• _Records contained in a dataset_:
═══
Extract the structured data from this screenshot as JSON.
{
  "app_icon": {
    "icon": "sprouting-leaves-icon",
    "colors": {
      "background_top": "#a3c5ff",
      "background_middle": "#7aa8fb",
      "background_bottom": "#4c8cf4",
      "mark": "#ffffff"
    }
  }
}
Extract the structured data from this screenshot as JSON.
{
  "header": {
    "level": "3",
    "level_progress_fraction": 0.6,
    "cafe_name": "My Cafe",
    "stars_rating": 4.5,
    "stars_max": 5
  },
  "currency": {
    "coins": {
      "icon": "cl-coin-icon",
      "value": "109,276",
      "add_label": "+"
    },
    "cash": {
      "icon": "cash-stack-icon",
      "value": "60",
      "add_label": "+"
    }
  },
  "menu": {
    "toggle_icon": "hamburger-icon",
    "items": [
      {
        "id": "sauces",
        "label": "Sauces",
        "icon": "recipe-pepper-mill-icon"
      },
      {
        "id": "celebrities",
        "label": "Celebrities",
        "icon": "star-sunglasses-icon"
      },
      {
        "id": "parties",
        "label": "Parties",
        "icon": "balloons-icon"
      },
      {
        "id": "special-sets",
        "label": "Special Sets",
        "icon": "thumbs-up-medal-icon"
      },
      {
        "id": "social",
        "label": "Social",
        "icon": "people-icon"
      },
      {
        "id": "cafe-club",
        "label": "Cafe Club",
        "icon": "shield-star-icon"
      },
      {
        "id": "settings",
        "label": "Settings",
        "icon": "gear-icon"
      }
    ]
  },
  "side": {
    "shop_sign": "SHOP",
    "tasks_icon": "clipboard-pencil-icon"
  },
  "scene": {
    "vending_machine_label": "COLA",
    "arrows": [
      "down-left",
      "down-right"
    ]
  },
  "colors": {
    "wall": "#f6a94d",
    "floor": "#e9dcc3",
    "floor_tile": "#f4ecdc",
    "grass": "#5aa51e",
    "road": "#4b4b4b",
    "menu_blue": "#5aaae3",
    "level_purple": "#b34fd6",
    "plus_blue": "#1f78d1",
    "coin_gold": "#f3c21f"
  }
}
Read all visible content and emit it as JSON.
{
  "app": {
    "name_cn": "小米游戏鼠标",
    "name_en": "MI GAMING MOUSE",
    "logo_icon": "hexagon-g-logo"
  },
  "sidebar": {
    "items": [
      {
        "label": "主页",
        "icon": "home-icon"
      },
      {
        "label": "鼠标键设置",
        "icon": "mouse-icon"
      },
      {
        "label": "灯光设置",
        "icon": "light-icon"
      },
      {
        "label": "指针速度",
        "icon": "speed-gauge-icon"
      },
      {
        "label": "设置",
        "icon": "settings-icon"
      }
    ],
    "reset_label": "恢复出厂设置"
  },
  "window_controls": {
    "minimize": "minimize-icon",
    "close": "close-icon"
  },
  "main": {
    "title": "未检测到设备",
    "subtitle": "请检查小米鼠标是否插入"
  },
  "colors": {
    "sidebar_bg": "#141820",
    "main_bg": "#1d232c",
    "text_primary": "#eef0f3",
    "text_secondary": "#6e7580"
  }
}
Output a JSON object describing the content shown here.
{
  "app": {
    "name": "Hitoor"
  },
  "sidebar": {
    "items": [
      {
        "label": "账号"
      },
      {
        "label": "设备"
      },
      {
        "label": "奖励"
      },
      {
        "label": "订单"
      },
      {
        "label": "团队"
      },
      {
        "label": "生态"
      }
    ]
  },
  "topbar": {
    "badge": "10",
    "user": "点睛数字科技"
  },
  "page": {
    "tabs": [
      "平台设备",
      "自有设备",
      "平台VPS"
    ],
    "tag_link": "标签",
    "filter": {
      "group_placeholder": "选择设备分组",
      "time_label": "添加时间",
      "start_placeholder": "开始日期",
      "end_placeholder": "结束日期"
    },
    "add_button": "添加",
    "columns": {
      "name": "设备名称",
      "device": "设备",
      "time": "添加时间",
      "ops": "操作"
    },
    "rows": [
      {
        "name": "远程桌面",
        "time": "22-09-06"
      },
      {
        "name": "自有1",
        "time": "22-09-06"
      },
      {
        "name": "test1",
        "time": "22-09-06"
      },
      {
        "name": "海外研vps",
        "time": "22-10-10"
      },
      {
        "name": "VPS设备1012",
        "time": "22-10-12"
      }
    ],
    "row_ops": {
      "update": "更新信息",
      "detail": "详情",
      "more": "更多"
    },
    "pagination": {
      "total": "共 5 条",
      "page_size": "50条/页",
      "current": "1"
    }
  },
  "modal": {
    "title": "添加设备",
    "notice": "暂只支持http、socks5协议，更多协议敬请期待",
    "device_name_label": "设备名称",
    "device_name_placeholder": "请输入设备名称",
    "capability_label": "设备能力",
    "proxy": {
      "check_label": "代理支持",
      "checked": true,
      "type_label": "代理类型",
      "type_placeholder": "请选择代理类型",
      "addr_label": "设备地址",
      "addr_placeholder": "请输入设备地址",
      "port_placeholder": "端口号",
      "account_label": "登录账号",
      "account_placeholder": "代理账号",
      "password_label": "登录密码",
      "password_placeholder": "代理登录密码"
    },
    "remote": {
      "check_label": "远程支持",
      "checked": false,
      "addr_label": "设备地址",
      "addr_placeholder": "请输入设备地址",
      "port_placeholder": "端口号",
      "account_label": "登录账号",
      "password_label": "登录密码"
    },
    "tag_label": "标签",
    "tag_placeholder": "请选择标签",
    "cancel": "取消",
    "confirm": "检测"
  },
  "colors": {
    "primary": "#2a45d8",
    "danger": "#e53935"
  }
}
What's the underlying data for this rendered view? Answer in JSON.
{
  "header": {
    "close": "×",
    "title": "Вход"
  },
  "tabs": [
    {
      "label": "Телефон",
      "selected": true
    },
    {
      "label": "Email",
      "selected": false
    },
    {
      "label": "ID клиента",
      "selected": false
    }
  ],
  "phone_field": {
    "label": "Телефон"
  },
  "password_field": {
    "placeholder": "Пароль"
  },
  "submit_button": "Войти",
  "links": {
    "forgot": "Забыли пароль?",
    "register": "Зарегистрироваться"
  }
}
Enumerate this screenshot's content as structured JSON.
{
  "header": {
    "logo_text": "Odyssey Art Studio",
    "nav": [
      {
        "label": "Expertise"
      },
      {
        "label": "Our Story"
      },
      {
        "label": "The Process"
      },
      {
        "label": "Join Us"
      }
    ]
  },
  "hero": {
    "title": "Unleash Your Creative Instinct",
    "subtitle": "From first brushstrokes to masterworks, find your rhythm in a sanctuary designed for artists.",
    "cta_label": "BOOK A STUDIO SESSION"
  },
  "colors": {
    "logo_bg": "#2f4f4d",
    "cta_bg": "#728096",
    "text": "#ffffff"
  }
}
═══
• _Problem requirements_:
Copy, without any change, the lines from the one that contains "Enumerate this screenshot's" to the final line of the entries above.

• _Answer space_:
Enumerate this screenshot's content as structured JSON.
{
  "header": {
    "logo_text": "Odyssey Art Studio",
    "nav": [
      {
        "label": "Expertise"
      },
      {
        "label": "Our Story"
      },
      {
        "label": "The Process"
      },
      {
        "label": "Join Us"
      }
    ]
  },
  "hero": {
    "title": "Unleash Your Creative Instinct",
    "subtitle": "From first brushstrokes to masterworks, find your rhythm in a sanctuary designed for artists.",
    "cta_label": "BOOK A STUDIO SESSION"
  },
  "colors": {
    "logo_bg": "#2f4f4d",
    "cta_bg": "#728096",
    "text": "#ffffff"
  }
}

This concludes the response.